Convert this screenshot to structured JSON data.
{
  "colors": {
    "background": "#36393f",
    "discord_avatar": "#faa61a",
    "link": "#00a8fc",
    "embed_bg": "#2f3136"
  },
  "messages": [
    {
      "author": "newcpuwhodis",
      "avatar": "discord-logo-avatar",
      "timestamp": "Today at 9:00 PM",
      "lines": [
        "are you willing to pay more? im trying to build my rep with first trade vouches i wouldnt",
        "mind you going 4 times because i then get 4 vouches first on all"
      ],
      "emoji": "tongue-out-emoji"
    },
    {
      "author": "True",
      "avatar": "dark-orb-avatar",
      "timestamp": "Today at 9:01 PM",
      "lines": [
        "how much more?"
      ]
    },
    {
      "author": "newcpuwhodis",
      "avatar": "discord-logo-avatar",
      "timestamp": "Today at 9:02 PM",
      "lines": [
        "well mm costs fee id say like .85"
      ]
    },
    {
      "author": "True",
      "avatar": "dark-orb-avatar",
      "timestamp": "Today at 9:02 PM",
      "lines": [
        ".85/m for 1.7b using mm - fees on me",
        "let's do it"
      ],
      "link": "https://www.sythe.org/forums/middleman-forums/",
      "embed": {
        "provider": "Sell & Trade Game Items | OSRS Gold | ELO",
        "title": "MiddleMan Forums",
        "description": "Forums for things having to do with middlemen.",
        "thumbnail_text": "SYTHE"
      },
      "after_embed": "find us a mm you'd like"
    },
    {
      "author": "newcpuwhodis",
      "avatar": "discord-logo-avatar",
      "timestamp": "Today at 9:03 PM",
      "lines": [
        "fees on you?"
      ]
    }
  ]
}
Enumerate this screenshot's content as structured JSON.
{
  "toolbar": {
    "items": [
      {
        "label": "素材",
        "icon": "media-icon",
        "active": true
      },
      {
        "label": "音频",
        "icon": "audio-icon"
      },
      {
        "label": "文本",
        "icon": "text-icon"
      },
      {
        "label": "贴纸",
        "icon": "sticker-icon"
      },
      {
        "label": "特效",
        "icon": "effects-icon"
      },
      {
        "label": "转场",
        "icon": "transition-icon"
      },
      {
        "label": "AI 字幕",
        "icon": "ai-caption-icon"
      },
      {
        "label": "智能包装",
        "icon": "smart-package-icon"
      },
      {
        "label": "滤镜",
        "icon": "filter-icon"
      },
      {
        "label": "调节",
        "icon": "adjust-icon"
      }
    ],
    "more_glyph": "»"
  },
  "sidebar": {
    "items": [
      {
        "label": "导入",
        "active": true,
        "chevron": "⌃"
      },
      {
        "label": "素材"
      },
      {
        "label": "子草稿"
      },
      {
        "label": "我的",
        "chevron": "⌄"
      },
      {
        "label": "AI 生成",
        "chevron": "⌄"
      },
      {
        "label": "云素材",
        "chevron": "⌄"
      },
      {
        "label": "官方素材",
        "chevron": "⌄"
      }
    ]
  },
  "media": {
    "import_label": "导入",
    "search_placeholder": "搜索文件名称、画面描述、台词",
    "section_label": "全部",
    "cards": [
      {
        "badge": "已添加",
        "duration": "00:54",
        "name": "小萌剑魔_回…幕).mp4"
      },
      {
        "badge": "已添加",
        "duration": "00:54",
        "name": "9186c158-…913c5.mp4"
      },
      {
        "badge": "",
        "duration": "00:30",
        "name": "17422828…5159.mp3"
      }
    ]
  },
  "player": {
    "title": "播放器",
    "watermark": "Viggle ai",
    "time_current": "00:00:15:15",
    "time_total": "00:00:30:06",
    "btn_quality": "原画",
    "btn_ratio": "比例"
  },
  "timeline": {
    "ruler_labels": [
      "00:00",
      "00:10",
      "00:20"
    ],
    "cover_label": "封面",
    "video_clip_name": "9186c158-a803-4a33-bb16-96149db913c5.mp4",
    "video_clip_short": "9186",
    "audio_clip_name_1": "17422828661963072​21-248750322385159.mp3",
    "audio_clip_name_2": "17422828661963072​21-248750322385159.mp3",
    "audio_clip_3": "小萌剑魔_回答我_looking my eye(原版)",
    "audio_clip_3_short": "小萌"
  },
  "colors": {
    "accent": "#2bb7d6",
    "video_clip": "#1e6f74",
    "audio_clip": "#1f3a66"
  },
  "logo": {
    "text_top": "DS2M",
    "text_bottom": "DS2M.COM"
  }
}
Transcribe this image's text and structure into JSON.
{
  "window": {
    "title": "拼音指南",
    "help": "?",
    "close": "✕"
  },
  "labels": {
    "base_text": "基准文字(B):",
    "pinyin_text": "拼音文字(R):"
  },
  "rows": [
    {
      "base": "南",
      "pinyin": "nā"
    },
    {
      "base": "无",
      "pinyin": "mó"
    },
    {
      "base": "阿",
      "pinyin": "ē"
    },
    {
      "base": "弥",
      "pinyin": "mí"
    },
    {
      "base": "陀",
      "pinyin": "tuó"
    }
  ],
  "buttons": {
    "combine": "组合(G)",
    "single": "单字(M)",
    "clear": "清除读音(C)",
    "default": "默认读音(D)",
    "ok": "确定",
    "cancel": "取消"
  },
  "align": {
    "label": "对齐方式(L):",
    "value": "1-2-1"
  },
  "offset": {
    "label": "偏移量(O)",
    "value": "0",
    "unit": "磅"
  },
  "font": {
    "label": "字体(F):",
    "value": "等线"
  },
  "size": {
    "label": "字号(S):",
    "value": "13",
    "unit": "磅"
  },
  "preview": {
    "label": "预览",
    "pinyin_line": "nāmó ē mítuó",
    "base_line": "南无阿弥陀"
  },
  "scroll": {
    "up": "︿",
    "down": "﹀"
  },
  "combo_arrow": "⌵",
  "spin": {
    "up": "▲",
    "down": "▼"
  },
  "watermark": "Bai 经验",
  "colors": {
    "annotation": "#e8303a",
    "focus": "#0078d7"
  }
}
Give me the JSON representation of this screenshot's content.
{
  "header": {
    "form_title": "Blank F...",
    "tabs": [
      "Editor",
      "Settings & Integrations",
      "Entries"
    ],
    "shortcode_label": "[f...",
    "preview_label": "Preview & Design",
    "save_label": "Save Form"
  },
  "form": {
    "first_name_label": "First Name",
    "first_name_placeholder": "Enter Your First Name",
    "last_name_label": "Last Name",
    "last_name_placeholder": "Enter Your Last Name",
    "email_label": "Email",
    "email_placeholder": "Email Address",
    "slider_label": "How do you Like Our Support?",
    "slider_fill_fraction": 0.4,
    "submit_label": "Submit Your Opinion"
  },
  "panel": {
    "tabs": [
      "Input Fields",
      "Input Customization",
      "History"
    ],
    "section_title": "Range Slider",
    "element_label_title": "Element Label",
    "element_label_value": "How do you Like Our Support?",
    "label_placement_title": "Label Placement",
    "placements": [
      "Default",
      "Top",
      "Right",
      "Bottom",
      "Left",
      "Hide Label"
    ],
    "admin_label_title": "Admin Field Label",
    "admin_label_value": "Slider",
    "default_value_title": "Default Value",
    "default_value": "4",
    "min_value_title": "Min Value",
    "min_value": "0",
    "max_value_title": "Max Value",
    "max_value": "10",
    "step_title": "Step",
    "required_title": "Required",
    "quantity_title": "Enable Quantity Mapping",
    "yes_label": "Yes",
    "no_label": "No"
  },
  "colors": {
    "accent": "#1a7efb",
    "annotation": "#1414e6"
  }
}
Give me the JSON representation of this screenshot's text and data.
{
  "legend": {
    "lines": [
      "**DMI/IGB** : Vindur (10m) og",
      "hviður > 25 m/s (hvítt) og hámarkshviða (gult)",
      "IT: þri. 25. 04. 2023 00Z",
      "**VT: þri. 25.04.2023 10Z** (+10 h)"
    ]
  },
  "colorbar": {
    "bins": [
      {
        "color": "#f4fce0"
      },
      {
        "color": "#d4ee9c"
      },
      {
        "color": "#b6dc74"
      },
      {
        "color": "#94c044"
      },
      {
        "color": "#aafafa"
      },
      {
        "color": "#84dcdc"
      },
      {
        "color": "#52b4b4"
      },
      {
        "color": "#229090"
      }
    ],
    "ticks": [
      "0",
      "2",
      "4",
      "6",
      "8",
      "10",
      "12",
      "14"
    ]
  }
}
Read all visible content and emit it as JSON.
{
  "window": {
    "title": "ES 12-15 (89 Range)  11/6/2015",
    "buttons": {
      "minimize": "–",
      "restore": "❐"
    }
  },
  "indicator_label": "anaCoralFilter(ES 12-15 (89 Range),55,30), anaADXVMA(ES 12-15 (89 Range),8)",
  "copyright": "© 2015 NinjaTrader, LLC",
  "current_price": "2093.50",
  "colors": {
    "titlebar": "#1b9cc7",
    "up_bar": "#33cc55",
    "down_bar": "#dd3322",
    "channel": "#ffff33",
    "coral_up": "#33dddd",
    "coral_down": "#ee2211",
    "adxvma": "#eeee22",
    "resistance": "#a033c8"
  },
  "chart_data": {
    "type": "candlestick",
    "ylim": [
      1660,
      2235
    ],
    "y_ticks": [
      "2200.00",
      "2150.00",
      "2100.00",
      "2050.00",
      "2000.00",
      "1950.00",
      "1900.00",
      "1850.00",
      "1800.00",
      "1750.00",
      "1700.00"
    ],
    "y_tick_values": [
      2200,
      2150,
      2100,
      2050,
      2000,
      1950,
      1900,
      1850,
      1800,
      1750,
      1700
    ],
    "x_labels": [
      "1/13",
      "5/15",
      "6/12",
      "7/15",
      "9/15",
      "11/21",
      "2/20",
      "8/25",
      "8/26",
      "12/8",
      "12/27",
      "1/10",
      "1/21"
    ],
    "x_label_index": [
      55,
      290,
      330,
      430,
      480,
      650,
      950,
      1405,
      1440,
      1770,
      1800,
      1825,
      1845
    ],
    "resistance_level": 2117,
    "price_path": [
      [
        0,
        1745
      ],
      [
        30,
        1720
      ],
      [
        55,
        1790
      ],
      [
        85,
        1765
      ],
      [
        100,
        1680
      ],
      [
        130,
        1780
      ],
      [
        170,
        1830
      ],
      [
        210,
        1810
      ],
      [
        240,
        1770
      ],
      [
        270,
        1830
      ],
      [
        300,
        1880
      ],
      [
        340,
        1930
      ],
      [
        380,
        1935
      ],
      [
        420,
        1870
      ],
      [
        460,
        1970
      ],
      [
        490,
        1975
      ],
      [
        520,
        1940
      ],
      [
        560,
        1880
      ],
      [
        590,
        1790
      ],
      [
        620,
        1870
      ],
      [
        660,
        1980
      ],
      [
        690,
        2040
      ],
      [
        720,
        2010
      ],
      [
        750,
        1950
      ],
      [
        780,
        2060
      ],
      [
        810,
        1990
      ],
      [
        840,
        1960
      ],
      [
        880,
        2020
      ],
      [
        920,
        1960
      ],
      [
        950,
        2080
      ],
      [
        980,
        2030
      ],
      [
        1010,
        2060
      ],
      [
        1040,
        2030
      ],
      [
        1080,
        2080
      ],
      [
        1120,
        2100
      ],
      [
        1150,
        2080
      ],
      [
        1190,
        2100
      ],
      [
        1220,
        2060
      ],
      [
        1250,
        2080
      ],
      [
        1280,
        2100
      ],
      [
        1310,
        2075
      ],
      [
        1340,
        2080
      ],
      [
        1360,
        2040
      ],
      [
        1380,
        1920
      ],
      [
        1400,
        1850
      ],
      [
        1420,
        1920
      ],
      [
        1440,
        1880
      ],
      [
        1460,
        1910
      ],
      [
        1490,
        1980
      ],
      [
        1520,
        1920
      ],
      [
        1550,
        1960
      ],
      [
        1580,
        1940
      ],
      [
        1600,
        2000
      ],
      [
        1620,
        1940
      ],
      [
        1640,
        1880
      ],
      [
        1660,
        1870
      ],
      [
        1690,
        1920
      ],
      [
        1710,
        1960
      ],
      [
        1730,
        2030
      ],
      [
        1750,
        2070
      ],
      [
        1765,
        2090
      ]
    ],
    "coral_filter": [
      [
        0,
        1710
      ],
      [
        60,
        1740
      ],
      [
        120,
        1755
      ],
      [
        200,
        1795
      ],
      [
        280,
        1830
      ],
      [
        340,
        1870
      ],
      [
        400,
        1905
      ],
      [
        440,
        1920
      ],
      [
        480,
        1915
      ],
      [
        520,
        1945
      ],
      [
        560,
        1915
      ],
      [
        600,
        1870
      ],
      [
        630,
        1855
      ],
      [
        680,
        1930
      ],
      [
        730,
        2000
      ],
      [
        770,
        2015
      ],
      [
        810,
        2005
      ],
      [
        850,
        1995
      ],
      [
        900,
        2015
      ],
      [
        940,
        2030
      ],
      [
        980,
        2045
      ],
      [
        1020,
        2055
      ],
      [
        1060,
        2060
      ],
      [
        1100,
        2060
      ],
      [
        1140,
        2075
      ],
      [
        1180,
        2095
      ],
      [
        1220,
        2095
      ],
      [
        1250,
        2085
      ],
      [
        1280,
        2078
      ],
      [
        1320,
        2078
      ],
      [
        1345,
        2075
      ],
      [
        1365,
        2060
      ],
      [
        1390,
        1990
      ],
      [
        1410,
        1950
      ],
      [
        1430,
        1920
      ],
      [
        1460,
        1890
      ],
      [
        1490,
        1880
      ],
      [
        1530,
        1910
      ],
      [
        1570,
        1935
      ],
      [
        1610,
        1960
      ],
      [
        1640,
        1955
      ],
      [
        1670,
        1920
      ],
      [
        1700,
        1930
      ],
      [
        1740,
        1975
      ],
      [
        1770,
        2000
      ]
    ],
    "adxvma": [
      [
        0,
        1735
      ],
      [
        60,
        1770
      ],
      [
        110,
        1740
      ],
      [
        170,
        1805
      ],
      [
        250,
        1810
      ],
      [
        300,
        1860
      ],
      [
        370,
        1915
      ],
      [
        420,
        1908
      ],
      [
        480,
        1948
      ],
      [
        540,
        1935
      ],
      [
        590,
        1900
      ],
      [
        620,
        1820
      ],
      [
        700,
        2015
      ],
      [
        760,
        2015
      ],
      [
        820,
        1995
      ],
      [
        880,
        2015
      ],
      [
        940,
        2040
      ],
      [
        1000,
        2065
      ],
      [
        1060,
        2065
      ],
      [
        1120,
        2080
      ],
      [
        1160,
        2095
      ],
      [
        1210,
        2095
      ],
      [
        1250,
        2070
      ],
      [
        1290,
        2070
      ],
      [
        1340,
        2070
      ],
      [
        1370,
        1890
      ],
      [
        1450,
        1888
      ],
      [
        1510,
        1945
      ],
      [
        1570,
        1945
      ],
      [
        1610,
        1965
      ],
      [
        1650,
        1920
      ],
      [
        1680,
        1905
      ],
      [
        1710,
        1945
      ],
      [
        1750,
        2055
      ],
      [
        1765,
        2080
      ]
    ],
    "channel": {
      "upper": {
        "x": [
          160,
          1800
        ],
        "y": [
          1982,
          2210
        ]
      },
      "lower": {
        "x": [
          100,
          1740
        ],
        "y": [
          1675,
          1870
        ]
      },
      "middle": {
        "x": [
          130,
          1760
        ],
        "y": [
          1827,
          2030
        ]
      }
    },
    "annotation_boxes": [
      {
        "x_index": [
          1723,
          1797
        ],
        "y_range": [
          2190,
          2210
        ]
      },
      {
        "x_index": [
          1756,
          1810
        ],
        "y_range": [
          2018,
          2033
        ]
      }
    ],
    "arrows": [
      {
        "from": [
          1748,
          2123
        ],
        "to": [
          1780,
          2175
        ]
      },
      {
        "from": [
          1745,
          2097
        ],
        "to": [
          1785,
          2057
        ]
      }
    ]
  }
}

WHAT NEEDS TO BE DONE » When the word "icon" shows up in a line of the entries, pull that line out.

OUTPUT »
        "icon": "media-icon",
        "icon": "audio-icon"
        "icon": "text-icon"
        "icon": "sticker-icon"
        "icon": "effects-icon"
        "icon": "transition-icon"
        "icon": "ai-caption-icon"
        "icon": "smart-package-icon"
        "icon": "filter-icon"
        "icon": "adjust-icon"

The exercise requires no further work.